A former officer in Indonesia's special forces has filed a complaint with the country's press council and police against prominent news magazine Tempo. In his filing Tuesday, Former Major General Chairawan Kadarsyah Nusyirwan said the magazine reported the involvement of former members of the Tim Mawar or the Rose Team, in riots last month.
Chairawan's lawyer, Herdiansyah, said the former soldier "feels harmed personally because he was a part of the (Rose Team)”, according to the news site Kompas.
The Rose Team is notorious for its involvement in several kidnappings of activists in 1997 and 1998, during the era of the so-called New Order under authoritarian President Suharto. Several of the unit's members, including Prabowo Subianto, who lost this year's presidential election to incumbent President Joko Widodo, were subsequently fired.
One of those named in Tempo's report on last month's riots is Fauka Noor Farid, one of Prabowo's underlings in the special forces. The magazine reported Fauka had said it would be beneficial if there were to be a confrontation between protesters and officers. The May 21 and 22 riots began as a peaceful protest against irregularities in this year's elections, but devolved into violence that left eight dead and more than 700 injured.

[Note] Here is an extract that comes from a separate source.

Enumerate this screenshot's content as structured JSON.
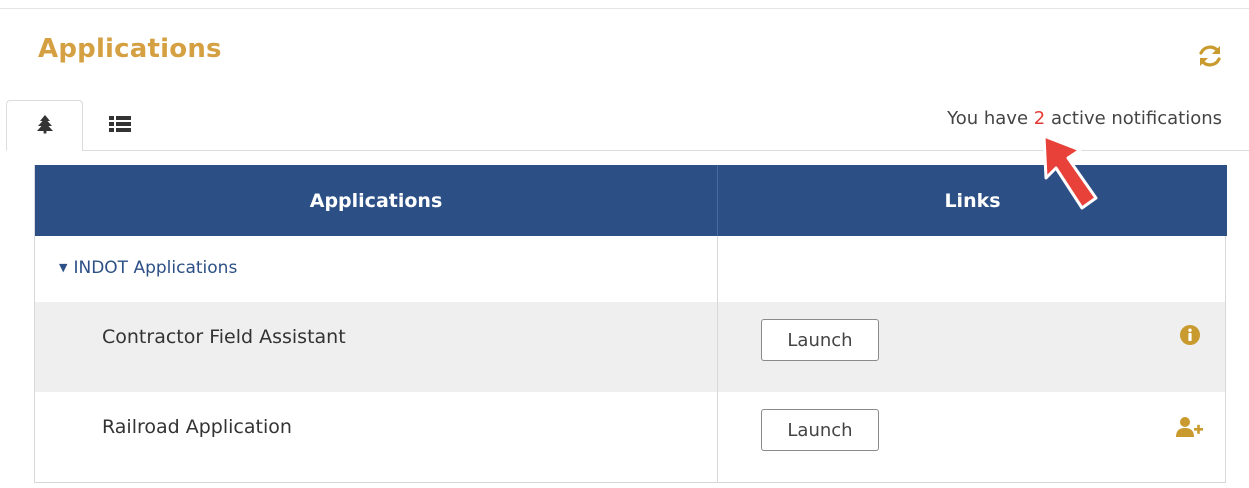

The magazine also reported cases of arms dealing and assassination attempts against several current Indonesia ministers.
Arif Zulkifli, Tempo magazine's editor-in-chief, told VOA his team's reports are "airtight, journalistically." He said, "We've had police reports on us relatively often. It's fine as long as the Press Council decides that we did nothing wrong."
This is not the first time Tempo has been attacked for its work.
In 2010, the 48-year-old magazine uncovered graft allegations of some high-ranking police officers that led unidentified people to fire bomb Tempo's office in Jakarta.
Tempo was temporarily disbanded in June 1994, along with two other publications, and its circulation was halted for four years after it published an investigation on Indonesia's dubious purchase of war ships.
Indonesia's press freedom
Tempo's history is emblematic of Indonesia's struggle for press freedom, granted finally in 1999 with the enactment of the Press Law.
During the authoritarian New Order era, stretching from 1966 to 1998, press freedom was virtually non-existent. It was not until 1998 that the special government-issued press license regulation was jettisoned by Suharto's replacement, President B.J. Habibie.
Though democracy restored press freedom, questions about uninhibited freedom linger.
"In the past couple of years that we've seen demonstrations in Jakarta, there were cases of violence against journalists. This was never resolved by the state apparatus," said Wisnu Prasetya Utomo, a researcher at the Digital Media and Communication Research Center (Decode) of the University of Gadjah Mada, "This is what makes our press freedom so fragile."
According to a report by the Indonesian Alliance of Independent Journalists, there were 64 cases of violence directed at journalists in 2018. The Reporters Without Borders' annual World Press Freedom Index puts Indonesia at 124 out of 180 countries listed.
The country also maintains restrictive access for foreign reporters on the easternmost island of Papua, a hotbed for military violence and struggles for independence. Indonesia also enforces the electronic information and transactions law, the closest legal standing it has to an online defamation law.
Today's print journalism in Indonesia is dogged by tighter competition with online media that led to the closure of more than 20 print publications from 2015 to 2017. But intimidation and litigation against news outlets has persisted since the New Order era, as shown by the case of Tuesday's police report.
"Because the cycle of impunity continues, this will keep happening," said Wisnu.